“As a result, even shark experts know little about the life cycle of this species because of the small number of specimens that have been examined.”

The ragged-tooth shark is automatically protected under a recent law change to protect and manage sharks in Bermuda waters.

Shark fishing is generally prohibited in Bermuda though commercial fishermen can apply for a special licence to catch limited amounts of the Galapagos shark, the gummy shark and the deep-dwelling six-gill shark.

A drawing of the ragged-tooth shark (Image supplied)

The shark caught in Bermuda was male and, based on its size, is likely mature. Mr Terceira estimated the length of the shark to be about nine feet.
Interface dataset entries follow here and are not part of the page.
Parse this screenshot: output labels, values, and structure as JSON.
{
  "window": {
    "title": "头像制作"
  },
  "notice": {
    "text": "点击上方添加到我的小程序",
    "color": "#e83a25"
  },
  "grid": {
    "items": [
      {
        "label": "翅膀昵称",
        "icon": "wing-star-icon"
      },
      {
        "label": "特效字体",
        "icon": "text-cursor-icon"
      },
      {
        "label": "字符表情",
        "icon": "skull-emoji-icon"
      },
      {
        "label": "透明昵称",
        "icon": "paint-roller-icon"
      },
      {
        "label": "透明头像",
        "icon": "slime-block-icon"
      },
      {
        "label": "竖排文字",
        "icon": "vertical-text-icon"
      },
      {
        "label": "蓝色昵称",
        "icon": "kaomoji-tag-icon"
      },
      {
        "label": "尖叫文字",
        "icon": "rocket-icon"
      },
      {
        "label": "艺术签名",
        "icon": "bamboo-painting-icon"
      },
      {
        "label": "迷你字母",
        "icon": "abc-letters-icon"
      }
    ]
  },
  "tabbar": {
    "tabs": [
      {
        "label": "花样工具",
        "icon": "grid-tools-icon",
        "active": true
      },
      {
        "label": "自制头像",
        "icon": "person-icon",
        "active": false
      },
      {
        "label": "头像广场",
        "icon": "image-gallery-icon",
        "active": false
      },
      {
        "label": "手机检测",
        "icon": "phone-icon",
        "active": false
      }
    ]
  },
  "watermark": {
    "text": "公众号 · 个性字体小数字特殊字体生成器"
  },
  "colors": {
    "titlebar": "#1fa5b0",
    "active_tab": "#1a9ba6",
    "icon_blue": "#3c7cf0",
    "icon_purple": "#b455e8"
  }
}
Based on the biology of closely related lamnid sharks, it is assumed the ragged-tooth shark produces about two pups per year.

The newsletter continues: “With this extremely low predicted birth rate and the general paucity of information about the species, the International Union for the Conservation of Nature has assigned a precautionary assessment of ‘Vulnerable’ for the ragged-tooth shark on their Red List of Threatened Species. The Red List is considered the most comprehensive inventory of the conservation status of animals globally.”
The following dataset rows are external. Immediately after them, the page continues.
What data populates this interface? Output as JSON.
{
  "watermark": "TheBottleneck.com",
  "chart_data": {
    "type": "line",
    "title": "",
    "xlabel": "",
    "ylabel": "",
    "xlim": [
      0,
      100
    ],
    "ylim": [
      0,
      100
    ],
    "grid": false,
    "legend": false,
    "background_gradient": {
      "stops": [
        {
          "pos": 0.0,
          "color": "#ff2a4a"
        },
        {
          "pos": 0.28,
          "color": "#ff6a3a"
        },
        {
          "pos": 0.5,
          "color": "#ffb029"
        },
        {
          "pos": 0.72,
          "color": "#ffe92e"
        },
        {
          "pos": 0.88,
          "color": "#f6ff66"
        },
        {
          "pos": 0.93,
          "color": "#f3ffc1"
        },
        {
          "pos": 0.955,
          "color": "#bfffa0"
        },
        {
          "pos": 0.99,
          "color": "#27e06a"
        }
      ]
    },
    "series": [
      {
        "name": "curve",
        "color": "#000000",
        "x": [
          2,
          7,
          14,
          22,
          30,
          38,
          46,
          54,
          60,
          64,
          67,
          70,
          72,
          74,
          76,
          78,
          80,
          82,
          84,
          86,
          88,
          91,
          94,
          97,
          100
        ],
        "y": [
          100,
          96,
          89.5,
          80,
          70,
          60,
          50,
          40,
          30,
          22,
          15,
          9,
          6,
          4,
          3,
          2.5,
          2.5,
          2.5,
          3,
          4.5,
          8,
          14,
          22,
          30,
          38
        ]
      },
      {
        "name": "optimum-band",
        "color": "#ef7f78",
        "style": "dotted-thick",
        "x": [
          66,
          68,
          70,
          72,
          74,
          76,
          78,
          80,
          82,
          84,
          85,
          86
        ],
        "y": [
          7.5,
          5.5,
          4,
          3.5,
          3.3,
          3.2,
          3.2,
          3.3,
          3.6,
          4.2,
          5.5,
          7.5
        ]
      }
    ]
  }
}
The shark caught in Bermuda was fished in 2,400ft waters. It is the deepest-known capture of this species in the North Atlantic Ocean.

“Previous studies on the deep slope around the Bermuda platform noted lophelia deepwater corals in the area where Mr Terceira was fishing and these corals have also been present in conjunction with other observations of ragged-tooth sharks from the western North Atlantic,” the newsletter added.

“Dr Higgs believes that future studies should investigate both deepwater coral habitats and deep-slope areas around the region in an effort to further describe the preferred habitat of ragged-tooth sharks.

“With a better understanding of their distribution and habitat preferences, it may be possible to adjust fishing practices in order to reduce the chances of capturing this vulnerable species.”

A summary of the paper on this shark is available online at https://doi.org/10.5343/bms.2021.0045, a hard copy is available in the library of the Natural History Museum at Bermuda Aquarium Museum and Zoo, or PDFs can be requested by e-mail at fisheries@gov.bm.

You must be Registered or to post comment or to vote.

Published September 27, 2022 at 7:32 am (Updated September 27, 2022 at 7:32 am)

New shark is added to list of Bermuda’s fish fauna

What you
Need to
1. For a smooth experience with our commenting system we recommend that you use Internet Explorer 10 or higher, Firefox or Chrome Browsers. Additionally please clear both your browser's cache and cookies - How do I clear my cache and cookies?
2. Please respect the use of this community forum and its users.
3. Any poster that insults, threatens or verbally abuses another member, uses defamatory language, or deliberately disrupts discussions will be banned.
4. Users who violate the Terms of Service or any commenting rules will be banned.
5. Please stay on topic. "Trolling" to incite emotional responses and disrupt conversations will be deleted.
6. To understand further what is and isn't allowed and the actions we may take, please read our Terms of Service
7. To report breaches of the Terms of Service use the flag icon